Copy each line below in which the string "change" appears.

Stored dataset items:
==========

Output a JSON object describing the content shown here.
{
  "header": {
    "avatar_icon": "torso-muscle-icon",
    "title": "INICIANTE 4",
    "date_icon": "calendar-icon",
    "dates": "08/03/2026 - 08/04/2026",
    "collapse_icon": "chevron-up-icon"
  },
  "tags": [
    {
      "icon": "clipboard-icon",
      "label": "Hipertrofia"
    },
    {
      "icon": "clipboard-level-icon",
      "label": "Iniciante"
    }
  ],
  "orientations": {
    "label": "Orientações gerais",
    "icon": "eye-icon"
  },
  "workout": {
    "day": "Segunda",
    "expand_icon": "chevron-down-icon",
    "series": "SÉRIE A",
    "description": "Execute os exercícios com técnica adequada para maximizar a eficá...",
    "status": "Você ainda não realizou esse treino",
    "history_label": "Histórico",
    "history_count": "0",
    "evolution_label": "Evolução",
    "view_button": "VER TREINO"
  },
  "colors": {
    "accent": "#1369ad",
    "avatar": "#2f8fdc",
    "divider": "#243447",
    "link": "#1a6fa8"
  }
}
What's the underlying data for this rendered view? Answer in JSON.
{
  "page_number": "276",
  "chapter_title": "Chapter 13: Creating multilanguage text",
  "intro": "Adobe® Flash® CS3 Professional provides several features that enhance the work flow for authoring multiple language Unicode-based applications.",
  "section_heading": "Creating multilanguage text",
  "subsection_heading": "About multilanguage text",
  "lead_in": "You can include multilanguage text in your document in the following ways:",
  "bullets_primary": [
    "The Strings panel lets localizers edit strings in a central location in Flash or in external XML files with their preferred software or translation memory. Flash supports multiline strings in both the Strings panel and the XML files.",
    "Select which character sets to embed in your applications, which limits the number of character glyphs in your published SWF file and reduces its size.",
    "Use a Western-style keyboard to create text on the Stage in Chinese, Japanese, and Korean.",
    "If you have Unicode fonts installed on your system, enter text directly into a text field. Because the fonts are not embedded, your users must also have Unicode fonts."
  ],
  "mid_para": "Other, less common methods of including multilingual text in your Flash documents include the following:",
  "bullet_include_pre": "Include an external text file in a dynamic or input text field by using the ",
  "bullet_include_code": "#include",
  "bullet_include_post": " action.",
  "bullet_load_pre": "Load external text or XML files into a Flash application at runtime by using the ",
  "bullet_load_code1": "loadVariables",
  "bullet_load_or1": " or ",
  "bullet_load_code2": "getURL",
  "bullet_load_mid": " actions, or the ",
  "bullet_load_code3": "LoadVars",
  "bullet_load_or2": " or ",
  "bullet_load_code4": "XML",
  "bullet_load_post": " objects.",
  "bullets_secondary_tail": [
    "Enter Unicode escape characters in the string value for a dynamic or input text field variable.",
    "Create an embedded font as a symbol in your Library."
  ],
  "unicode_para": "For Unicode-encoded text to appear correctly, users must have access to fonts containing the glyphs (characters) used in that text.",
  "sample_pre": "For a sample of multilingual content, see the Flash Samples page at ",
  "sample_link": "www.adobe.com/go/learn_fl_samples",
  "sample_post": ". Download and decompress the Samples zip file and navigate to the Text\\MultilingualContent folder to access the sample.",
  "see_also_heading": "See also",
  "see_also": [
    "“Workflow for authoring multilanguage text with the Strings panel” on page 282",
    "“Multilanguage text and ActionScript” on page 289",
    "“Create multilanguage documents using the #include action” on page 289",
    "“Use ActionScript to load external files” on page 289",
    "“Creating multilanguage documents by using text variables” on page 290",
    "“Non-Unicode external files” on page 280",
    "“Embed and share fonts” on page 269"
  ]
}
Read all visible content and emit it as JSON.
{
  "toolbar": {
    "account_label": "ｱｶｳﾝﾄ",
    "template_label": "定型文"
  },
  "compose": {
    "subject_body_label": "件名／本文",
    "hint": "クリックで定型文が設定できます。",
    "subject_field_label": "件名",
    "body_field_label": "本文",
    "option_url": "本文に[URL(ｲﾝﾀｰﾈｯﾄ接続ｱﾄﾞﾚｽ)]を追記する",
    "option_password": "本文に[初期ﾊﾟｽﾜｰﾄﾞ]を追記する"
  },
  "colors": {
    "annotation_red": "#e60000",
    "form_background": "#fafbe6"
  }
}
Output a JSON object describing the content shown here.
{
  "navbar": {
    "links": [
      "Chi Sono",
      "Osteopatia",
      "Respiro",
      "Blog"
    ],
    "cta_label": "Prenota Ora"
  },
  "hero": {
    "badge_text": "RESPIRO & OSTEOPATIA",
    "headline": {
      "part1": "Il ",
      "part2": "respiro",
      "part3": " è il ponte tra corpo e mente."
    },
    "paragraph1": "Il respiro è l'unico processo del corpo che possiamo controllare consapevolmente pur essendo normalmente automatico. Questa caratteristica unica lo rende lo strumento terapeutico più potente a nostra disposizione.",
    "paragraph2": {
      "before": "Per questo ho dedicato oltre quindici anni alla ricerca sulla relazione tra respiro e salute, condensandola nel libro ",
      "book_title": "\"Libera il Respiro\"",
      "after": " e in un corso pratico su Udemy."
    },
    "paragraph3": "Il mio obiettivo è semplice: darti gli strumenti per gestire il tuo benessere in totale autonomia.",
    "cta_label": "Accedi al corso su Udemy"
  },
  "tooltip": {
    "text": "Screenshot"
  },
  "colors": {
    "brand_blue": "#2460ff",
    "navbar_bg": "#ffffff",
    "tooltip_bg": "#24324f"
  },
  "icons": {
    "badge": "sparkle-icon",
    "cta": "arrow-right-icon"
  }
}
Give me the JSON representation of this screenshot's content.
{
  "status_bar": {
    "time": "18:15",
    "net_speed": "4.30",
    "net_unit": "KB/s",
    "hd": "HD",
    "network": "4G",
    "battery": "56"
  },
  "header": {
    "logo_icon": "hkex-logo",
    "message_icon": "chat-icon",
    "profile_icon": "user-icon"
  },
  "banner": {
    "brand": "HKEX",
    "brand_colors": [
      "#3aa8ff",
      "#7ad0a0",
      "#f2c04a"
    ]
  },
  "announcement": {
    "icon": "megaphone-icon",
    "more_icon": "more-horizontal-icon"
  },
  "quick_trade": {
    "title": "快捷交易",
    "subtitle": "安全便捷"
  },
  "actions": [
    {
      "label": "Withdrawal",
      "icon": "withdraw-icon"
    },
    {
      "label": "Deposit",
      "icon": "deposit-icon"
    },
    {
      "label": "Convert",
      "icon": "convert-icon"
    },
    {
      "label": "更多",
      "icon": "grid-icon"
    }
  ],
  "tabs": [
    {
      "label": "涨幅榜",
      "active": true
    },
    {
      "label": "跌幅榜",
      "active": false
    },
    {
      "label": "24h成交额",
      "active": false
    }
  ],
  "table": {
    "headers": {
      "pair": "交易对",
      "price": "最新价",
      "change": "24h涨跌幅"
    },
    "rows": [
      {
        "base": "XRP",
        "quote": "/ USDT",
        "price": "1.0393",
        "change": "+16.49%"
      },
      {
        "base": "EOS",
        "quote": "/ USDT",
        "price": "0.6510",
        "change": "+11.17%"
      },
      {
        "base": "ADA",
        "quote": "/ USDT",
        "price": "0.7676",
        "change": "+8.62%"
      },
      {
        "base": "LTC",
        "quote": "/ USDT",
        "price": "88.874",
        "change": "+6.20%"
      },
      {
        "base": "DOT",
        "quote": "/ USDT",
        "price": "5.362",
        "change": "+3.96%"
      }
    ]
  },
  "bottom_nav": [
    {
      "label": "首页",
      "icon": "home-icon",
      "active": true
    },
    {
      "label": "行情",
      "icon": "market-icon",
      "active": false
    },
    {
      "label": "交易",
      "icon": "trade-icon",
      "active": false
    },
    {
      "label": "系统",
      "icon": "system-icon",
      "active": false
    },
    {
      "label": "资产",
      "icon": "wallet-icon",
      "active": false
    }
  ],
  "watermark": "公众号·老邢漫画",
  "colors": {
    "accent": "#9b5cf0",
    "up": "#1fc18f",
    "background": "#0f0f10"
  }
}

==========

Task response:
      "change": "24h涨跌幅"
        "change": "+16.49%"
        "change": "+11.17%"
        "change": "+8.62%"
        "change": "+6.20%"
        "change": "+3.96%"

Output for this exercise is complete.